───── Information ─────

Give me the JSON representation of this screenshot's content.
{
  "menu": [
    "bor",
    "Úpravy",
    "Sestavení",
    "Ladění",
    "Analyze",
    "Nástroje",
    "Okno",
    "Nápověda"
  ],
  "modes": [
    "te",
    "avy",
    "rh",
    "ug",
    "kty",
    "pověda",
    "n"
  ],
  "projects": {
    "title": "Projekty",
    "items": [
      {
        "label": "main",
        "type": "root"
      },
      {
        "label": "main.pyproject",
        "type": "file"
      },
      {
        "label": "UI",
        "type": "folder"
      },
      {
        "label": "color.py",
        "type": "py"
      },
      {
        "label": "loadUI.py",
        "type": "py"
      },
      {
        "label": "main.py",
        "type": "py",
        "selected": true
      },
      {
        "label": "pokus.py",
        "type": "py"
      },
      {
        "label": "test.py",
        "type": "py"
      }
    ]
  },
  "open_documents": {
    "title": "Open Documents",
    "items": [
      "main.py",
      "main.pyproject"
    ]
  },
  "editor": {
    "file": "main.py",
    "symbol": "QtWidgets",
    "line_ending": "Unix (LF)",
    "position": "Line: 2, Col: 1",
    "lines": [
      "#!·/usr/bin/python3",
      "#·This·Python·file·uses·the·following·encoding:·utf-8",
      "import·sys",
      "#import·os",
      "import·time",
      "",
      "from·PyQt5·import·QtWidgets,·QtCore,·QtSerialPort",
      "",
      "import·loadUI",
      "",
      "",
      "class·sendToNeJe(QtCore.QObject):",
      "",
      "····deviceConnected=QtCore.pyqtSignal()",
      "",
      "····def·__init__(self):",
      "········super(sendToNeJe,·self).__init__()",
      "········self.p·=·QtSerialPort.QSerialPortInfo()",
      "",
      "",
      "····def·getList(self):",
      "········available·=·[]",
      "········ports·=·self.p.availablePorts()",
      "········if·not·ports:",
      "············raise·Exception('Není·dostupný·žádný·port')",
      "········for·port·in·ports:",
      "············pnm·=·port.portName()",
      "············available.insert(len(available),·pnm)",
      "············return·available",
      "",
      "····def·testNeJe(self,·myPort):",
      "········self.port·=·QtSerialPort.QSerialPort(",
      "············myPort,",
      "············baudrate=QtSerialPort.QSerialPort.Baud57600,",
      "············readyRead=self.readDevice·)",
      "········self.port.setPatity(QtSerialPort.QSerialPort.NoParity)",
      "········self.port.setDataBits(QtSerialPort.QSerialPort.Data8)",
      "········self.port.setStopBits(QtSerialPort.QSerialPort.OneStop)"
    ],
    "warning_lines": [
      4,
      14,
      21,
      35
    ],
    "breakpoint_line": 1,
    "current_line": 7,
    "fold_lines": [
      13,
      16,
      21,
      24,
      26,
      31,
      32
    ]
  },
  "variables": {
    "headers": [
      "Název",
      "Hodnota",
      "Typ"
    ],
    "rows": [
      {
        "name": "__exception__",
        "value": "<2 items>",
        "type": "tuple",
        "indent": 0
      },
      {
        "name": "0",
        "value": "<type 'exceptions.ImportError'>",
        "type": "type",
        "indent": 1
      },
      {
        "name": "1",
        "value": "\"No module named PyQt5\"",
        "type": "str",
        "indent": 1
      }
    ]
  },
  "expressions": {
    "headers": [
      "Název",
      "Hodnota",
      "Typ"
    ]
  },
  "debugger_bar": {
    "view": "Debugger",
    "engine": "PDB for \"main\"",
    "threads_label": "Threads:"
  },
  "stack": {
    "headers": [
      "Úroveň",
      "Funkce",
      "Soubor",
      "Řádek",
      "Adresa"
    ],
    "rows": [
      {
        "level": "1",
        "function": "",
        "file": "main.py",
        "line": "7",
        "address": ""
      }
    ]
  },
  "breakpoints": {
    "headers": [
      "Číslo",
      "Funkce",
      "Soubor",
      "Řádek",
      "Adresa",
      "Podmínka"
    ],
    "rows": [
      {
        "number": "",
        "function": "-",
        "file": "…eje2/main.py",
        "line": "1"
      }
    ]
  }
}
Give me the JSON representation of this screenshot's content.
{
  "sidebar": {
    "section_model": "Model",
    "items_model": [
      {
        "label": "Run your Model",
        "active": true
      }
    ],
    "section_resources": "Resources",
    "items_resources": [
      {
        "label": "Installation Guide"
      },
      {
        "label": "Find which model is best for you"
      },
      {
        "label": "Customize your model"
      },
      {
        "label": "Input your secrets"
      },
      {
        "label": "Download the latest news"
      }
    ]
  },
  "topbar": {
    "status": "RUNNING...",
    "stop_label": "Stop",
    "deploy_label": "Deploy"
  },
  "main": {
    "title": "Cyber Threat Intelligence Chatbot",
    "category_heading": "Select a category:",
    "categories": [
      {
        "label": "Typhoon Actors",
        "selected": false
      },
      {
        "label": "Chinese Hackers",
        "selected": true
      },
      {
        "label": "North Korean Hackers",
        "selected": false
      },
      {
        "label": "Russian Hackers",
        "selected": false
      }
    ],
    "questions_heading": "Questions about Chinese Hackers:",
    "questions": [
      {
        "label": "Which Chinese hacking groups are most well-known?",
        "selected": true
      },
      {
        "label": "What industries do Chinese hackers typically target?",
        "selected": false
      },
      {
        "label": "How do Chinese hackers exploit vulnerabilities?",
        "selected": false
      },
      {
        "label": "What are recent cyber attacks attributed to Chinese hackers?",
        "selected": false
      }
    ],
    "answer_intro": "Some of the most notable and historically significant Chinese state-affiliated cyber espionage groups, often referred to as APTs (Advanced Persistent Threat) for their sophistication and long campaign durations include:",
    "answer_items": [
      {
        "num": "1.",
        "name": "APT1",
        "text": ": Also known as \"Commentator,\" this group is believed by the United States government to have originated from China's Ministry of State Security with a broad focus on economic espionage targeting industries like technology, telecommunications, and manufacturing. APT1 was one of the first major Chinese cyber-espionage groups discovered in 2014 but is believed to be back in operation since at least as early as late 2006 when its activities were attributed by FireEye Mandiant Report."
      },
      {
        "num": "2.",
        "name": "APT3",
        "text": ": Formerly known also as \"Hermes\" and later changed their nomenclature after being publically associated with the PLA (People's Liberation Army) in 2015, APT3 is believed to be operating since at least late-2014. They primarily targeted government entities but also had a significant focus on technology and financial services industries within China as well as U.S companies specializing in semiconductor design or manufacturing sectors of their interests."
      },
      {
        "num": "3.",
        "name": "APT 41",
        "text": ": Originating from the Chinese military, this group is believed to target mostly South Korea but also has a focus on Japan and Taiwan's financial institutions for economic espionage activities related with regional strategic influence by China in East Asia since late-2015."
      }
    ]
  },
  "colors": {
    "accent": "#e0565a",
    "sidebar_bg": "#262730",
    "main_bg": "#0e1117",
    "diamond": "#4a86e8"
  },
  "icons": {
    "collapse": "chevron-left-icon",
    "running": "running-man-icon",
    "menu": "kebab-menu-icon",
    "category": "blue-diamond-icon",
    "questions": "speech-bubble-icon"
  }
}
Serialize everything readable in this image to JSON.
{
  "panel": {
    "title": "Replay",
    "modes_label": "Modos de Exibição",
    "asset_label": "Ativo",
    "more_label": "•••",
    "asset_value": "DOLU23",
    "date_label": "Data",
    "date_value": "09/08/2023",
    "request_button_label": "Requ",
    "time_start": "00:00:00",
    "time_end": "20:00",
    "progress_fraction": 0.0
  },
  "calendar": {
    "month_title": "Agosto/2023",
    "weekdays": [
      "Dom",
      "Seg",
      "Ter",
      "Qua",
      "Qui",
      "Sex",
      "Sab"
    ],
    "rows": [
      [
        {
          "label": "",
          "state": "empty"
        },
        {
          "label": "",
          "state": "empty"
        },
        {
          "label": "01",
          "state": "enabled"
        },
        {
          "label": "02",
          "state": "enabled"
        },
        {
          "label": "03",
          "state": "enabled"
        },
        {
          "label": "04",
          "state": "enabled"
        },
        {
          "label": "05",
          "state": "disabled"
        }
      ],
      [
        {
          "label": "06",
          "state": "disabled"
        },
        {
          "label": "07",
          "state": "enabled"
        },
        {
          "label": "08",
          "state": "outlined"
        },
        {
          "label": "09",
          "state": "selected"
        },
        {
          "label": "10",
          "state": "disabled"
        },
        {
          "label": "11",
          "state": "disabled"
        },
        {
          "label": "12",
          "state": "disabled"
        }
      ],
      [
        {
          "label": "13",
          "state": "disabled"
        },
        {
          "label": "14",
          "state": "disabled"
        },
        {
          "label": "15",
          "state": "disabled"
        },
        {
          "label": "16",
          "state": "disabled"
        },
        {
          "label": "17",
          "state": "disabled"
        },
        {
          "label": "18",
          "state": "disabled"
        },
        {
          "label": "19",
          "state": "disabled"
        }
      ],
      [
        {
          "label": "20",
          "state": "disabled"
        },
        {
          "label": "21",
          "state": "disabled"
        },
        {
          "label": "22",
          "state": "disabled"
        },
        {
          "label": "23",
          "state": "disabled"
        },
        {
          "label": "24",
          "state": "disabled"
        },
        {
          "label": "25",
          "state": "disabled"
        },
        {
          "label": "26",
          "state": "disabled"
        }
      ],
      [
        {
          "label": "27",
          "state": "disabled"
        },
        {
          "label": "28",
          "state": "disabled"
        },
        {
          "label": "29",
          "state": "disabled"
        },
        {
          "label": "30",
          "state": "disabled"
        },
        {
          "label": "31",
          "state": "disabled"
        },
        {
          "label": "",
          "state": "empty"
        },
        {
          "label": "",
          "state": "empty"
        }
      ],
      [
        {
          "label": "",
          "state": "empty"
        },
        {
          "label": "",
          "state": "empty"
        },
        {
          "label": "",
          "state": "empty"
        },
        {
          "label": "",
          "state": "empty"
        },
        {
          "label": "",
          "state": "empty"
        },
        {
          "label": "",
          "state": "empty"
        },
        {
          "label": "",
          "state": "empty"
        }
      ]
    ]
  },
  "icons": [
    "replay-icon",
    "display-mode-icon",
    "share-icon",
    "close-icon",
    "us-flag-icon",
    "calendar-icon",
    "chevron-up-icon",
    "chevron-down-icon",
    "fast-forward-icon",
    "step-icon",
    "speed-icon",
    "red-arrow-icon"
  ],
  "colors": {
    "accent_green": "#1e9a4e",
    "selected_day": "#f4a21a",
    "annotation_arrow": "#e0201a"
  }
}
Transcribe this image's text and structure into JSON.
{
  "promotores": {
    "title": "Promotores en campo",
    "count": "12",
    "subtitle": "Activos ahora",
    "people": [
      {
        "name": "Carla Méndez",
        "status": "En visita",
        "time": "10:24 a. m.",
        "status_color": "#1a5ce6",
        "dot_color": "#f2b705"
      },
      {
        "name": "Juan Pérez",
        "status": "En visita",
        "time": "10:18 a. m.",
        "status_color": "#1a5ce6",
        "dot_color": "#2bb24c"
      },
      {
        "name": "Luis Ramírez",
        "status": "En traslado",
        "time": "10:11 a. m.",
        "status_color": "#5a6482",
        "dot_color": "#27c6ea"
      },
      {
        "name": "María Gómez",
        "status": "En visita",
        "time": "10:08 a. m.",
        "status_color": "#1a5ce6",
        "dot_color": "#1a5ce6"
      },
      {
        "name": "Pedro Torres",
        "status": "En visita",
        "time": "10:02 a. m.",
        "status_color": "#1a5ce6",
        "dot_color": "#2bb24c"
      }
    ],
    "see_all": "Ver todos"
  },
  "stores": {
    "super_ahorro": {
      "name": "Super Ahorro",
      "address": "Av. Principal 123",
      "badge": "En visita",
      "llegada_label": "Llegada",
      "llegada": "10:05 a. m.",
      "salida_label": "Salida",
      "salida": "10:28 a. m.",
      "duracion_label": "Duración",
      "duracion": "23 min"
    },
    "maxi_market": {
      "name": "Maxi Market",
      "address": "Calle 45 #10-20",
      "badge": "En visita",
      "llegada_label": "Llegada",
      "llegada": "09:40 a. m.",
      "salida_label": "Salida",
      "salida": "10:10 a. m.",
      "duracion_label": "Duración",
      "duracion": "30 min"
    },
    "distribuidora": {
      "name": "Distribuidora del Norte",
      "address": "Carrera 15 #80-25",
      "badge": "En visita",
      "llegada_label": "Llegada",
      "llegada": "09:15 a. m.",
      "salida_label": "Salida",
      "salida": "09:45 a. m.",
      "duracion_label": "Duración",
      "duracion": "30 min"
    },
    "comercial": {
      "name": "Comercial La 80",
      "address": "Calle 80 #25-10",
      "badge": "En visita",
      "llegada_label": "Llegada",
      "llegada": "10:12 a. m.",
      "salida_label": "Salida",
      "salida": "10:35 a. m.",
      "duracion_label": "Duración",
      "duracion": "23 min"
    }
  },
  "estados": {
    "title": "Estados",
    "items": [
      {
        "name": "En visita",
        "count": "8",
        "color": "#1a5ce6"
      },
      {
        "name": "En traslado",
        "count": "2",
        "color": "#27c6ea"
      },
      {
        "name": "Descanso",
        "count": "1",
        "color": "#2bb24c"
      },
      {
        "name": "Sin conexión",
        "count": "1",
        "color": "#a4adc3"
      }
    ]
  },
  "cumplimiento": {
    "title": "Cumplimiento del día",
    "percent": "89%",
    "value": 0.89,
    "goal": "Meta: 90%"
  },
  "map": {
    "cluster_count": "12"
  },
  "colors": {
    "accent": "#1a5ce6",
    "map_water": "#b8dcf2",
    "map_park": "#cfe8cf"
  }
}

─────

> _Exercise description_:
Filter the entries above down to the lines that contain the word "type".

> _Response to the exercise_:
        "type": "root"
        "type": "file"
        "type": "folder"
        "type": "py"
        "type": "py"
        "type": "py",
        "type": "py"
        "type": "py"
        "type": "tuple",
        "value": "<type 'exceptions.ImportError'>",
        "type": "type",
        "type": "str",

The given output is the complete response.